|Authors||Filleul L, Baldi I, Dartigues JF, Tessier JF.|
|Institution||Laboratoire Santé Travail Environnement, Université de Bordeaux 2, 146 rue Léo Saignat, 33076 Bordeaux, France. firstname.lastname@example.org|
|Citation||Occup Environ Med. 2003 Sep;60(9):684-8.|
BACKGROUND: Air pollution has been linked to increased rates of mortality, but little is known about individual characteristics related to the increase in risk.
AIMS: To examine short term effects of air pollution on daily mortality in elderly people in Bordeaux and compare characteristics of subjects > or =65 years old who died with levels of particulate air pollution.
METHODS: Daily mortality data from Bordeaux were used to determine the core model of mortality for the period 1988-97. The air pollution indicator was regressed on the core model of mortality, allowing control of the main effect modifiers and confounding factors of air pollution on the same day. The residual series of this regression model was classified from the lowest to the highest to determine "low level days" and "high level days". A sample of 1469 elderly people in a French cohort study were studied.
RESULTS: From 1988 to 1997, 543 subjects died; 55 deaths were during days with low air pollution and 51 during days with high air pollution. Only gender differed significantly according to both types of days, with a proportion of women significantly higher in high air pollution days than men. After adjustment for smoking habits, the odds ratio was 5.2 for women.
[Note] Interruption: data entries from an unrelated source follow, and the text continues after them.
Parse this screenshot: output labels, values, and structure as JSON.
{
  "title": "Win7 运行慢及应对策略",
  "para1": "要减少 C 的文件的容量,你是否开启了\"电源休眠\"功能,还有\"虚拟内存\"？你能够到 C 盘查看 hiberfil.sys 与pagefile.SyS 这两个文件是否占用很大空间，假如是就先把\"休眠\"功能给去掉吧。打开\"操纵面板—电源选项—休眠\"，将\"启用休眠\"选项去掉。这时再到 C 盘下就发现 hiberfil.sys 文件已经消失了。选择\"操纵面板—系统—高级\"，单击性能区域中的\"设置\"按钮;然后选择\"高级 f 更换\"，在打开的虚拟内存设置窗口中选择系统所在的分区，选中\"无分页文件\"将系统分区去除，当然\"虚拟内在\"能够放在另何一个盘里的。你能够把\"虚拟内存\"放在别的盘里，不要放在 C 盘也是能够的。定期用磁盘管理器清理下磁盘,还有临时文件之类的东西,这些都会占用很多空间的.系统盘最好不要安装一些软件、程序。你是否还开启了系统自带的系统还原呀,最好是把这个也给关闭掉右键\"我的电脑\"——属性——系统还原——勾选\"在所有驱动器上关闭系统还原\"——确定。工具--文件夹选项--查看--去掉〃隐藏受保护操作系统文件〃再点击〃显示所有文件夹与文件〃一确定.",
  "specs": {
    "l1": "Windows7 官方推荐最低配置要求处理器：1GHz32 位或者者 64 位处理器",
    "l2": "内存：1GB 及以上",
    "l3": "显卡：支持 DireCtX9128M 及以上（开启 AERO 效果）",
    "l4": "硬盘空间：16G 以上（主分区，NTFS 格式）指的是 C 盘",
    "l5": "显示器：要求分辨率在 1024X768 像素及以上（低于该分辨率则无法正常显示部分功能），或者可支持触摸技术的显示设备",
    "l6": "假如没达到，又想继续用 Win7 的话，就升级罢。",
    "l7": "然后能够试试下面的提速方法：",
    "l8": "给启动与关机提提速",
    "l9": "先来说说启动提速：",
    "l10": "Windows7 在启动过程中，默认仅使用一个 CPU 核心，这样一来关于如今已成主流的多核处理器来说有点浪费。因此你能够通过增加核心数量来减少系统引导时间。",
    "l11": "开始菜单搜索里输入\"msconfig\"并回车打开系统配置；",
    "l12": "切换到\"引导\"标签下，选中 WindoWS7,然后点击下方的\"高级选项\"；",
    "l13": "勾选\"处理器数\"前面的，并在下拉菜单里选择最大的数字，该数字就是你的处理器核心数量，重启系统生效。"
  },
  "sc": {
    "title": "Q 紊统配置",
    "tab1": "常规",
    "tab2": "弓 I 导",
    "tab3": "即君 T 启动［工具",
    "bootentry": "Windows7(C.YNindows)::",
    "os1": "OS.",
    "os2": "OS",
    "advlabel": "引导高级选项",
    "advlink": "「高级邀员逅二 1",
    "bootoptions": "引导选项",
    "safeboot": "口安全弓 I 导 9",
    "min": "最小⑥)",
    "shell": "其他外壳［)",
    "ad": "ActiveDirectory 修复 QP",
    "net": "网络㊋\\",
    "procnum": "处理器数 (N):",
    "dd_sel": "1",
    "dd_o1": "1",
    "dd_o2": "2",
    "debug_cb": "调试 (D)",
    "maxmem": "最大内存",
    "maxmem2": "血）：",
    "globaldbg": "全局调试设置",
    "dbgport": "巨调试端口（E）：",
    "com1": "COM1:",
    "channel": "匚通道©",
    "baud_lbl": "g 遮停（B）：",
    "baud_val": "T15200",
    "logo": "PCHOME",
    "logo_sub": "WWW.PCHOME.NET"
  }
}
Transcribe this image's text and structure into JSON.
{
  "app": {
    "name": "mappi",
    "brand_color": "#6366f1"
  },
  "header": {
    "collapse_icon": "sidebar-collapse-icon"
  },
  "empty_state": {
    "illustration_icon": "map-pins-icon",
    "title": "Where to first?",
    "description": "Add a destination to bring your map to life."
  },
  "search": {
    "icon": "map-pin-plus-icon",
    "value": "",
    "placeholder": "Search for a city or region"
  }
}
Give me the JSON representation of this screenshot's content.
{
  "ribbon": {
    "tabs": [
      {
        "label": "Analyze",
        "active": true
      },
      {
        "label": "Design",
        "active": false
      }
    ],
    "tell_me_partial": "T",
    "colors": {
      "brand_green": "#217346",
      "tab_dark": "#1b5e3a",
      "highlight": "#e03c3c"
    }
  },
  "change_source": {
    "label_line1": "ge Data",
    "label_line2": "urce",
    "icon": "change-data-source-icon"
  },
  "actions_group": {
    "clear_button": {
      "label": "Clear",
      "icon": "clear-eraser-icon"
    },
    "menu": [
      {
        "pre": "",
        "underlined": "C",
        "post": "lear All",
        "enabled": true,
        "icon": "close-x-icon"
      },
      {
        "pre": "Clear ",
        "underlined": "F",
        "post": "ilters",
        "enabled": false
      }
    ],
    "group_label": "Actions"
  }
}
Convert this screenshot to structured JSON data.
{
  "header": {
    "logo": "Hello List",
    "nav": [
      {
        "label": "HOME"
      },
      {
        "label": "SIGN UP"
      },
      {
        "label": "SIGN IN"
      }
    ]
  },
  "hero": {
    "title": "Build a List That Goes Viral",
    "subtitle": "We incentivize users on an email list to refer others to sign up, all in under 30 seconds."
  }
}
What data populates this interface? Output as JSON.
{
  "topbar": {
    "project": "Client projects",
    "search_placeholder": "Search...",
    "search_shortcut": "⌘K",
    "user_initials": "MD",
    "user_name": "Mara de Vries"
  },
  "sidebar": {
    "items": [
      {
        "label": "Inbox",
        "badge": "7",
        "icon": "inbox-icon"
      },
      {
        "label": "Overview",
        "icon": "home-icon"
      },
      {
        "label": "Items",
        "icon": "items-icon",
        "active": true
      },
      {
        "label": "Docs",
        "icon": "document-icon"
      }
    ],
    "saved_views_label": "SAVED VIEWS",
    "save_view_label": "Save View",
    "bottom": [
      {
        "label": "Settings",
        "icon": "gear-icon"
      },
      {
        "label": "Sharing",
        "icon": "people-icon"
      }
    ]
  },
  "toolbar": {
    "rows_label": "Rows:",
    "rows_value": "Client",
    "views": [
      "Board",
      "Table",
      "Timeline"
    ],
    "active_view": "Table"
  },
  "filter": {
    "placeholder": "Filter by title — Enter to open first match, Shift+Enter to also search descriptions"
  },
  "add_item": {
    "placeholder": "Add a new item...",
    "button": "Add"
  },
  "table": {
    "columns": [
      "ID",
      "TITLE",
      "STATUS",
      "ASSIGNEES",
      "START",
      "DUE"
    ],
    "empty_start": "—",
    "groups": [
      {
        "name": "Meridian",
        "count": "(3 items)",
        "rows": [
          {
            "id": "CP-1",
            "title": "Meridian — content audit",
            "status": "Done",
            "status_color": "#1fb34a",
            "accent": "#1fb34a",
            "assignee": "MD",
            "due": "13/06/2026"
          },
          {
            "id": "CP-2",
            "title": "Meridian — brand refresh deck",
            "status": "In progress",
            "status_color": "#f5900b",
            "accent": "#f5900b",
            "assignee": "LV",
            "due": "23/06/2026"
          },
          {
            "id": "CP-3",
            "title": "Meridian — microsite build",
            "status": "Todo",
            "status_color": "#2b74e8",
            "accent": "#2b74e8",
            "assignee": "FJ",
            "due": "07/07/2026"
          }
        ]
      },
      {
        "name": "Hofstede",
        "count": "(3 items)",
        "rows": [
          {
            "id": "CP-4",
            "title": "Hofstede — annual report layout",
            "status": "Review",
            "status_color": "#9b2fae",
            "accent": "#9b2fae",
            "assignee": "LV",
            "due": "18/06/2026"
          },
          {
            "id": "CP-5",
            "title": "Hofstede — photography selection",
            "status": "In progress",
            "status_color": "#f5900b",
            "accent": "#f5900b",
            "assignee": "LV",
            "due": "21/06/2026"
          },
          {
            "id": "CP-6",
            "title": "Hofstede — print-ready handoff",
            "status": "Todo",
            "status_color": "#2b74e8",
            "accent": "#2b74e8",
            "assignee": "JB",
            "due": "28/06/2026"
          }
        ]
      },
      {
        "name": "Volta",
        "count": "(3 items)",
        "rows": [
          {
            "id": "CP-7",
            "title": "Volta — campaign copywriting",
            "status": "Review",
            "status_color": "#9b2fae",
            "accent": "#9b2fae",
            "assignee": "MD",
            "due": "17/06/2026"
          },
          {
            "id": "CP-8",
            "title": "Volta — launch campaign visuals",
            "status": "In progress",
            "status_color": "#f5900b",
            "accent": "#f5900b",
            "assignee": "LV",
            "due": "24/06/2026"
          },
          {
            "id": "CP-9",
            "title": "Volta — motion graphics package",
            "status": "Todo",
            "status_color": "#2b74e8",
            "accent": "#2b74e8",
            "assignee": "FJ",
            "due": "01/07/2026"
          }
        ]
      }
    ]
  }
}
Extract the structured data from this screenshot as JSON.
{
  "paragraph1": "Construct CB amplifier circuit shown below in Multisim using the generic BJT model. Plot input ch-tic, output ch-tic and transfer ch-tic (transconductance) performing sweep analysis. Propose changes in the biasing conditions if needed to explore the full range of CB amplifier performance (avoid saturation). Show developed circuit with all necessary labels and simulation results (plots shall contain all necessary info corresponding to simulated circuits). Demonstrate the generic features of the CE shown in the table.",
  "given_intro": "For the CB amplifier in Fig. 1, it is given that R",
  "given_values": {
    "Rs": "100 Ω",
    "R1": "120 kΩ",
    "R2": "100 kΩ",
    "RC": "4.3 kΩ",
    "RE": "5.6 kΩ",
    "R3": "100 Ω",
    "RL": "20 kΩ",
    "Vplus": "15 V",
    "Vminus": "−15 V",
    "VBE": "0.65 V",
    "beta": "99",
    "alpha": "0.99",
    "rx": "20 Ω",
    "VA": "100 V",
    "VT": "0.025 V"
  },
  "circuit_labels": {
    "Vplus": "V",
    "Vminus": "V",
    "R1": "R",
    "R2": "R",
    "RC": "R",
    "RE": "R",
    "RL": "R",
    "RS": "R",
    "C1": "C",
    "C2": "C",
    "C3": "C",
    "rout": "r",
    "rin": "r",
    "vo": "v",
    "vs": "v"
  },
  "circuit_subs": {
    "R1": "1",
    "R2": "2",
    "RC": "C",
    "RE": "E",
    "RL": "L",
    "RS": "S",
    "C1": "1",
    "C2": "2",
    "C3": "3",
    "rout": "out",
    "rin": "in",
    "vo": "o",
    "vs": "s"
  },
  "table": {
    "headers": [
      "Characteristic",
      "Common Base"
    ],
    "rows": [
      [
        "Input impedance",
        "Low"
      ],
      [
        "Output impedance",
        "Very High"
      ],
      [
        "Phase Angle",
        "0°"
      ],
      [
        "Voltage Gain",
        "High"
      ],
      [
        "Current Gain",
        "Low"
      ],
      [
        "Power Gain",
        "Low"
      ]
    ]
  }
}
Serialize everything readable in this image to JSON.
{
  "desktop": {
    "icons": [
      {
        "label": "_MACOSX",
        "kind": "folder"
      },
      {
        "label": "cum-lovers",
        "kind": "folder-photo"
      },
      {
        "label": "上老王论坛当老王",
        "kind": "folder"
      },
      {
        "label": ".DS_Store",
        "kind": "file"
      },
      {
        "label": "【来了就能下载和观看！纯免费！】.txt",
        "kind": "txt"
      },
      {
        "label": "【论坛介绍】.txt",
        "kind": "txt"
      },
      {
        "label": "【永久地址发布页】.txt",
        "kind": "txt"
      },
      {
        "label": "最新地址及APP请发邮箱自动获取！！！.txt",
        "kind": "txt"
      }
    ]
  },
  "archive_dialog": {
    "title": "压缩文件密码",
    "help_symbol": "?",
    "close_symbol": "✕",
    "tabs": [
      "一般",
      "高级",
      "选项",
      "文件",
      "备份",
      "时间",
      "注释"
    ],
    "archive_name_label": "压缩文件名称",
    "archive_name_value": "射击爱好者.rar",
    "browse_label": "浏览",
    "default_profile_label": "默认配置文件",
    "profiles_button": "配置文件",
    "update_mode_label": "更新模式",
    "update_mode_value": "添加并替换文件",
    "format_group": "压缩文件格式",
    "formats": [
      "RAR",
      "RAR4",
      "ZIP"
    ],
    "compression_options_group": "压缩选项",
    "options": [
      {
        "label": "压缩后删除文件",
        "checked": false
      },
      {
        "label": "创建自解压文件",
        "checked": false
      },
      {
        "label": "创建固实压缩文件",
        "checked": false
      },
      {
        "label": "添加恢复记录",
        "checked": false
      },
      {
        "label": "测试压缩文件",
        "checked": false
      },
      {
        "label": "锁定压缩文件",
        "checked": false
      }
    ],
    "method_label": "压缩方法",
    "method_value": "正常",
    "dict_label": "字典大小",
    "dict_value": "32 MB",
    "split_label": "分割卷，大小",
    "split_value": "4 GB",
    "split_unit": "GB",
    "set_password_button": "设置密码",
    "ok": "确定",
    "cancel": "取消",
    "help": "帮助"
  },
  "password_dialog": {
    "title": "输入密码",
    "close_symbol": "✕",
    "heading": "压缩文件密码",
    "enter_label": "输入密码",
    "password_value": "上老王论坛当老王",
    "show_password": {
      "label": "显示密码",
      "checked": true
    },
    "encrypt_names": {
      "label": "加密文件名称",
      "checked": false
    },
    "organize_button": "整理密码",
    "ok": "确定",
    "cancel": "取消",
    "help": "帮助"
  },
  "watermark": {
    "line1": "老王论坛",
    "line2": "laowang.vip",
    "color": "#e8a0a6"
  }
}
CONCLUSION: The risk of mortality between women and men was determined on days with "high air pollution levels" above the 50-90th centiles compared to below the 10th centile. No clear pattern was observed between days with low levels of air pollution and the different centiles of exposure.